THIS WEEK’S TOP STORIES
Theater: Comedy opens new inlet stage with short run
By Carrie Humphreys
Divorced? Widowed? Living apart? Don’t dismay.
“The Last Romance,” written by Joe DiPietro, conjures up the possibility of a second chance at love in the golden years. The tender comedy opening next week at the newly-built Murrells Inlet Community Center mixes heartbreak with humor centering on three aging characters who desperately need each other in different ways.
Ralph (played by Nick Cianciatto) captivates as an elderly widower who lives with his slightly younger sister Rose (Patricia Dunning), a possessive, relentless nag and manipulator. Enter Carol (played by Holli “Heart” Fowler). Ralph meets the widowed Carol when he wanders into a dog run at the park where Carol brings her dog Peaches for exercise. Ralph, a retired railroad worker who once dreamed of being an opera star, is a bit of a wise guy with a prickly sense of humor who is smitten by the attractive and stylishly attired Carol. At first, Ralph’s forwardness and brash humor take the proper Carol aback, but Ralph is truly warm and witty and Carol eventually succumbs to his charms. The lonely and domineering Rose, however, is determined to hold on to her brother Ralph.
Says Rose to Carol, “My brother is quite a catch. He can still drive at night!”
The cast exudes talent.
Cianciatto is a native New Yorker who is a retired fireman and emergency nurse. He performed extensively in the New York area and toured performing interactive murder mysteries. He last appeared in the inlet theater’s production of “Black Tie.” He’s a natural for the part, according to his cast mates.
“I like playing an older character, there aren’t that many roles for older folks,” he said. “Older people can be lonely and it is nice to see them reconnecting, just like they did when they were younger. Oh, there’s a little sadness in this play, but that’s part of life.”
Dunning has been involved with acting since high school and continued performing in various plays and experimental productions during her tenure as professor of communications at the University of Pittsburgh. She is making her debut with the theater group.
“This is a character role, which I prefer; playing someone with substance,” Dunning said. “My biggest challenge is getting used to being on stage again after being away from it for a while.”

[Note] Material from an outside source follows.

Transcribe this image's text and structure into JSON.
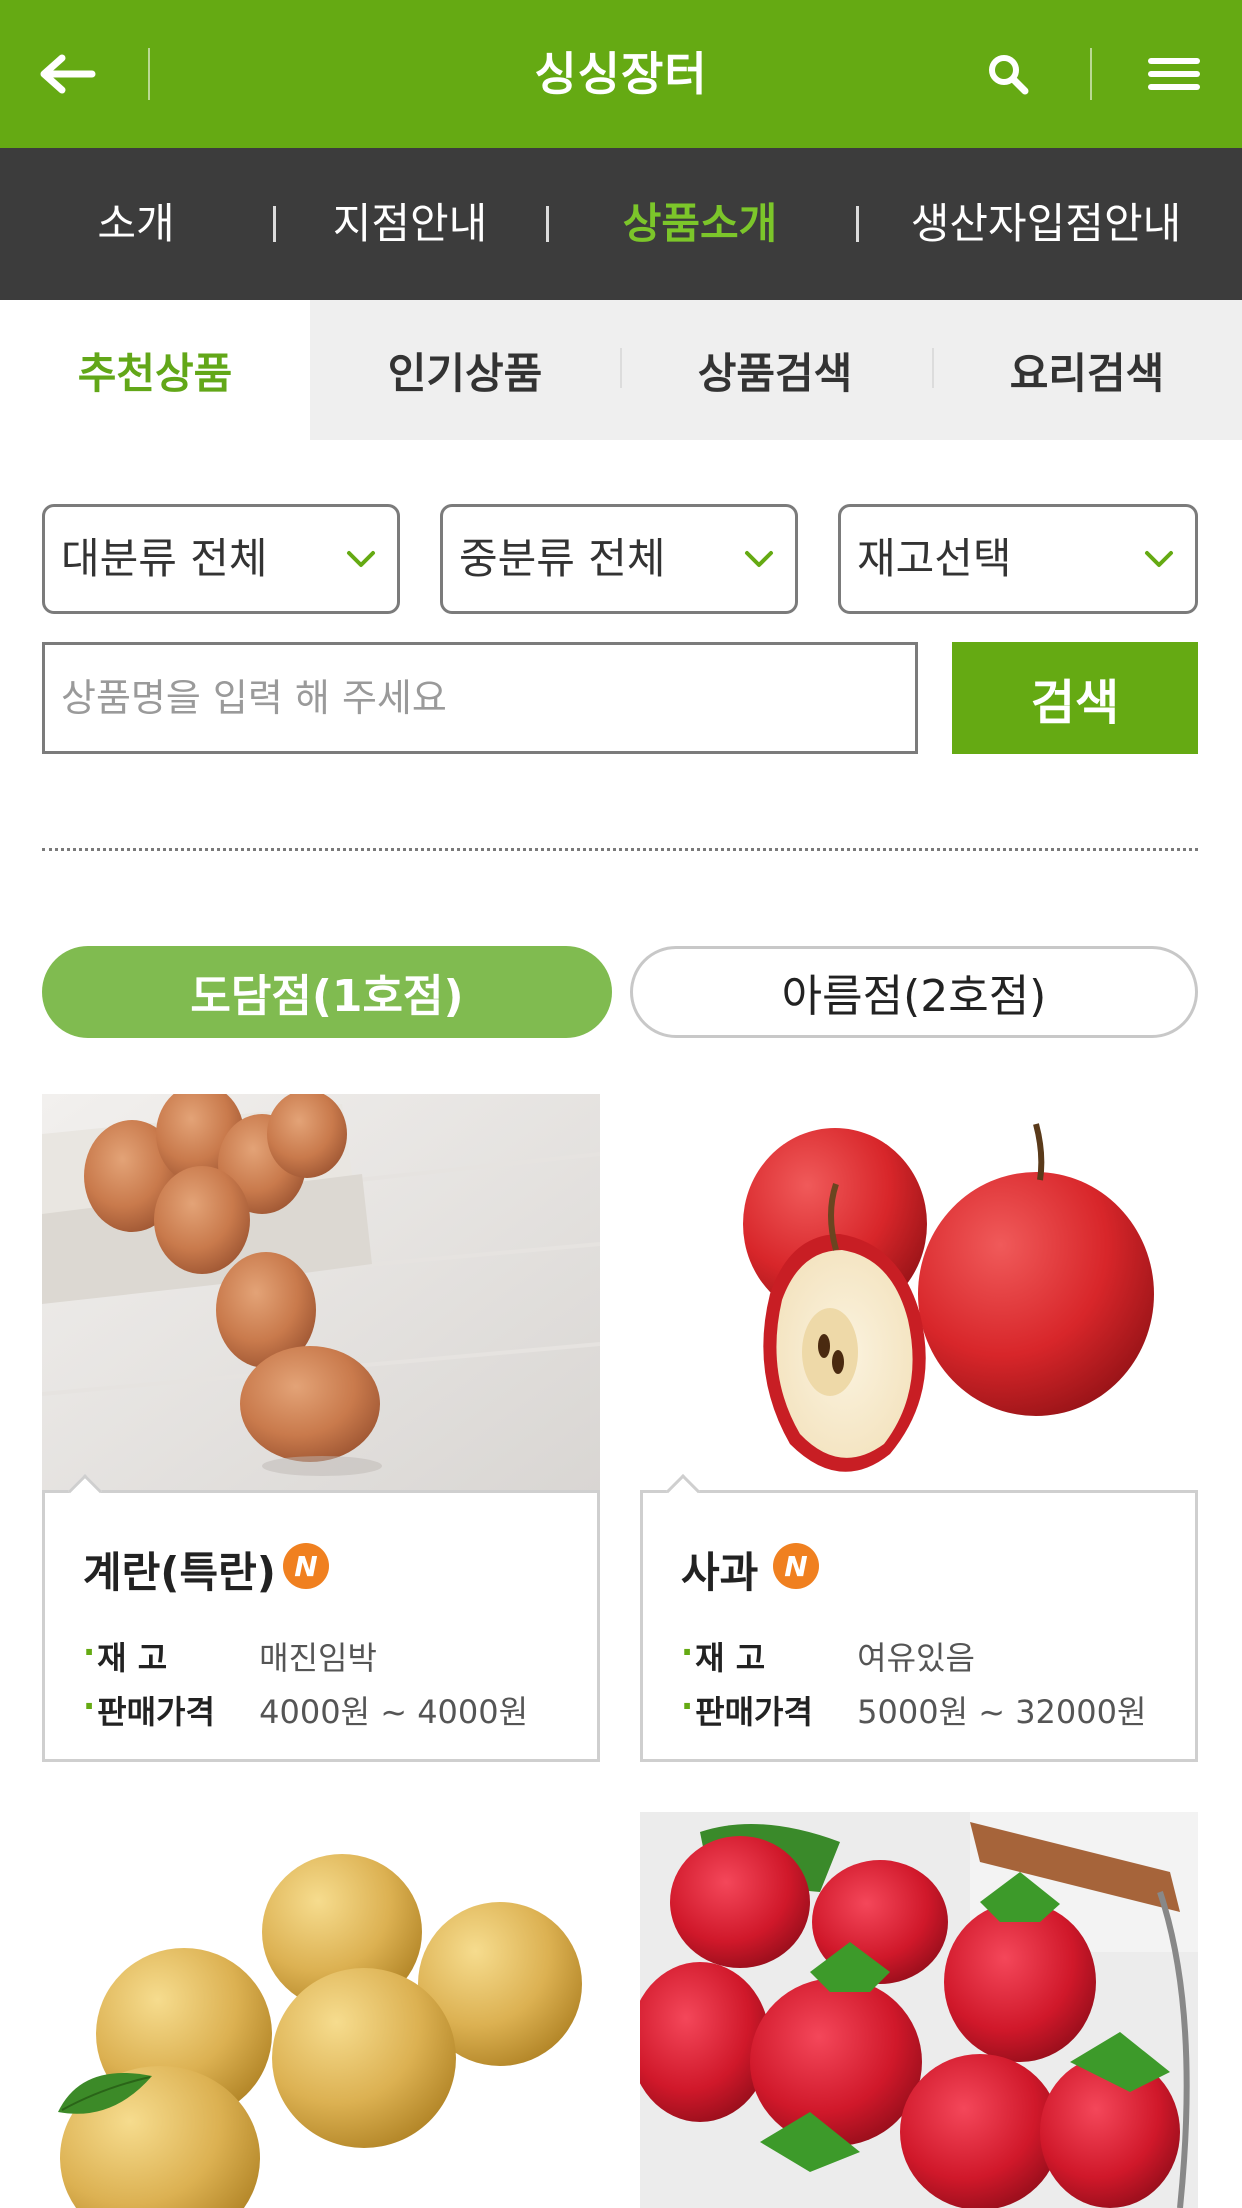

Fowler, a veteran of many theaters for over 25 years was last seen on the inlet stage in the one-woman play “Shirley Valentine.” Her most recent role was in “August: Osage County” at the Theater of the Republic. She was an instructor for the Children’s Theatre Workshop in Florence and a radio personality on the morning show “Heart and Walker in the Morning.”
She values her role because the story makes one take a look at life and realize the shortness of it. “Life can change in a moment,” Fowler said. “‘The Last Romance’ shows the value of family and relationships and the frailty of life. The message is serious, yet funny.”
Donna Catton-Johnson directs the threesome, plus canine Bella, making her debut as Peaches. Bella belongs to Fowler and was rescued from the Myrtle Beach Humane Society.
Catton-Johnson is also well qualified, having been involved with 90-plus theatrical productions since 1978 as an actor, director and costume designer. She holds a degree and teacher certification in both visual arts and theater and currently teaches art at Socastee Elementary. She also acts in the Murder Mystery Dinner Theatre at the House of Blues and recently began acting in short films in Wilmington, N.C.
Catton-Johnson said the play is loaded with laughs and will particularly appeal to the older crowd. “And to those who enjoy Italian opera.” Suade Anderson, a musician from Myrtle Beach, performs the arias via video screen. Cianciatto said he sings “just a little bit.”
The director’s challenge are the technical aspects of the production. “And all the kinks in dealing with a new facility,” Catton-Johnson said.
The kinks will be worked out, said Mike Bivona, president of Murrells Inlet Community Theater. The opening of “The Last Romance” was delayed a week and the run shortened to one weekend. But he promises cushioned seats and up-to-the-minute sound, lighting and projection systems. “And for the first time our actors will be miked,” he said.
The opening performance of the 2014-15 season is the first since May 2012 when the former community center was torn down. The new center has a seating capacity of 100, but tickets must now be reserved in advance, Bivona said.
“The Last Romance” runs Nov. 13-15 at 8 p.m. and Nov. 16 at 2 p.m. Tickets are $12 each and $10 for groups of 15 or more. Call 651-4152 to reserve seats.